For those of you who haven’t read any of David Lodge’s novels, Humiliation is a game invented by his Brummidge professor Phillip Swallow when he was a postgraduate student, but debuted in the novel Changing Places, later in Swallow’s career.
It’s also a central example in Pierre Bayard’s How To Talk About Books You Haven’t Read, for reasons that should become apparent even if you haven’t read Bayard.
In Humiliation, players nominate a well-known book—usually one of those books that everyone is supposed to have read—that they themselves haven’t read, and receive a point for each participant who has read it.
(And, in fact, this post can’t fail: either we have a round of Humiliation, which will be good fun, or everyone ignores me, and then I’m humiliated, which means I don’t have to change the title of the post. Win-win situation!)
According to Pierre Bayard, “It is hard to imagine a more perfect encapsulation of the way our displays of culture in social settings, before the mirror of others, awakens unreasonable feelings of shame” (122).
But I don’t think this game should shame us: even Bayard mentions that such shame is “unreasonable,” because, of course, he argues that actually reading a book is less important than being aware of its place in the collective library.
(More accurately, I suppose, with Humiliation we are dealing with the third of Bayard’s three categories of libraries, the virtual library, or “the realm in which books are discussed, in either written or oral form, with other people” (125n): this is, he says, a “a mobile sector of every culture’s collective library and is located at the point of intersection of the various inner libraries of each participant in the discussion” (125n), where the inner library is “a subjective part of the collective library and includes the books that have left a deep impression on each subject” (73n). So, in this case we bring our awareness of the book’s position in the collective library to the virtual library.)
But I do admit to a certain feeling of uncertainty about this game—or, more accurately, about playing it on the blog.
But then, why? We can’t read everything, not matter how bibliophilic our instincts.
For example, look at the table of contents to Harold Bloom’s The Western Canon—just the TOC, not any of the actual text. He names in the TOC twenty-six authors: Shakespeare, Dante, Chaucer, Cervantes, Montaigne, Moliere, Milton, Samuel Johnson, Goethe, Wordsworth, Austen, Walt Whitman, Emily Dickinson, Dickens, George Eliot, Tolstoy, Ibsen, Freud, Marcel Proust, James Joyce, Virginia Woolf, Kafka, Borges, Neruda, Pessoa, and Samuel Beckett.

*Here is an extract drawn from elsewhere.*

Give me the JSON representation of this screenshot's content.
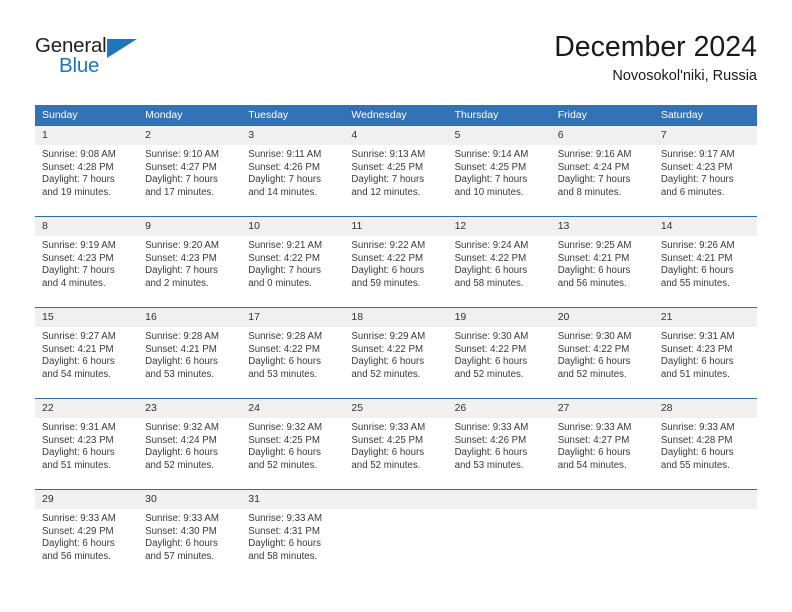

Of those twenty-six authors, I haven’t read any works by eleven of them, including two who, frankly, I hadn’t heard of before this point. (I’m not saying which authors I haven’t read, but feel free to guess.)
Another two authors I can’t remember reading works by, but can’t be sure that I haven’t.
And yet, I read a great deal and, it seems to me, rather widely. So am I humiliating myself by admitting to not having read certain books—or, at least, not having read them yet?
I’ve surely admitted to not having read books on the blog before. But the point of Humiliation is admitting to not reading books that, by certain rather nebulous standards, you should have read.
And as Bayard points out, the better-known the book, the less risk to the game. The key example in Changing Places is an American professor—who, the character narrating the game says, “has a pathological urge to succeed and a pathological fear of being thought uncultured” (cited in Bayard 123)—who insists that he has never read Hamlet. But, as Bayard says, there is really no risk here: “For one thing, no one is likely to believe him. And for another, the play is so well known that it is not necessary to have read it to speak about it” (124).
So I’ll humiliate myself.
Good nineteenth-century scholar that I am, I’ve never read The Mill on the Floss.
(And now, the panic: I have read other Eliot.)
Anybody else want to play?